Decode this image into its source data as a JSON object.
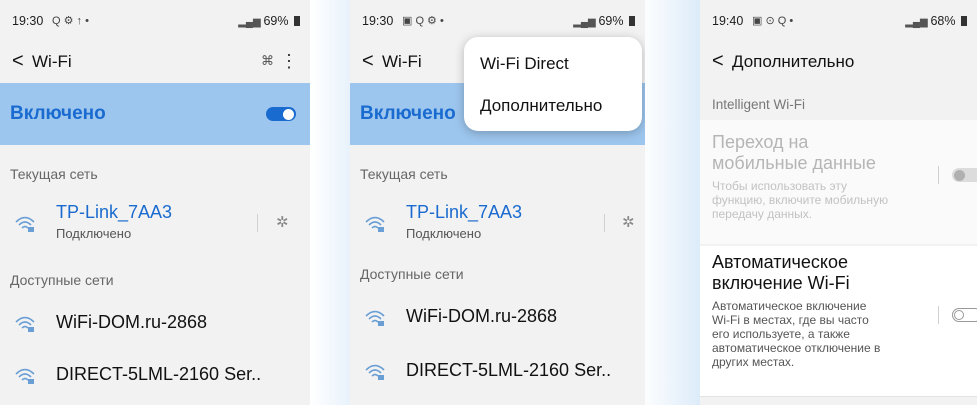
{
  "screen1": {
    "status": {
      "time": "19:30",
      "left_icons": "Q ⚙ ↑ •",
      "battery": "69%"
    },
    "header": {
      "back": "<",
      "title": "Wi-Fi",
      "more": "⋮"
    },
    "switch_label": "Включено",
    "switch_on": true,
    "current_section": "Текущая сеть",
    "current_network": {
      "name": "TP-Link_7AA3",
      "status": "Подключено"
    },
    "available_section": "Доступные сети",
    "networks": [
      "WiFi-DOM.ru-2868",
      "DIRECT-5LML-2160 Ser.."
    ]
  },
  "screen2": {
    "status": {
      "time": "19:30",
      "left_icons": "▣ Q ⚙ •",
      "battery": "69%"
    },
    "header": {
      "back": "<",
      "title": "Wi-Fi"
    },
    "switch_label": "Включено",
    "menu": [
      "Wi-Fi Direct",
      "Дополнительно"
    ],
    "current_section": "Текущая сеть",
    "current_network": {
      "name": "TP-Link_7AA3",
      "status": "Подключено"
    },
    "available_section": "Доступные сети",
    "networks": [
      "WiFi-DOM.ru-2868",
      "DIRECT-5LML-2160 Ser.."
    ]
  },
  "screen3": {
    "status": {
      "time": "19:40",
      "left_icons": "▣ ⊙ Q •",
      "battery": "68%"
    },
    "header": {
      "back": "<",
      "title": "Дополнительно"
    },
    "section": "Intelligent Wi-Fi",
    "mobile_switch": {
      "title_line1": "Переход на",
      "title_line2": "мобильные данные",
      "desc": [
        "Чтобы использовать эту",
        "функцию, включите мобильную",
        "передачу данных."
      ],
      "enabled": false
    },
    "auto_wifi": {
      "title_line1": "Автоматическое",
      "title_line2": "включение Wi-Fi",
      "desc": [
        "Автоматическое включение",
        "Wi-Fi в местах, где вы часто",
        "его используете, а также",
        "автоматическое отключение в",
        "других местах."
      ],
      "on": false
    }
  },
  "colors": {
    "accent": "#1a6bd0",
    "switch_bar": "#9dc6ee",
    "background": "#f2f2f2"
  }
}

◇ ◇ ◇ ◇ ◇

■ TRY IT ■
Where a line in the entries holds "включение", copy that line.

■ ANSWER TO THE PROBLEM ■
      "title_line2": "включение Wi-Fi",
        "Автоматическое включение",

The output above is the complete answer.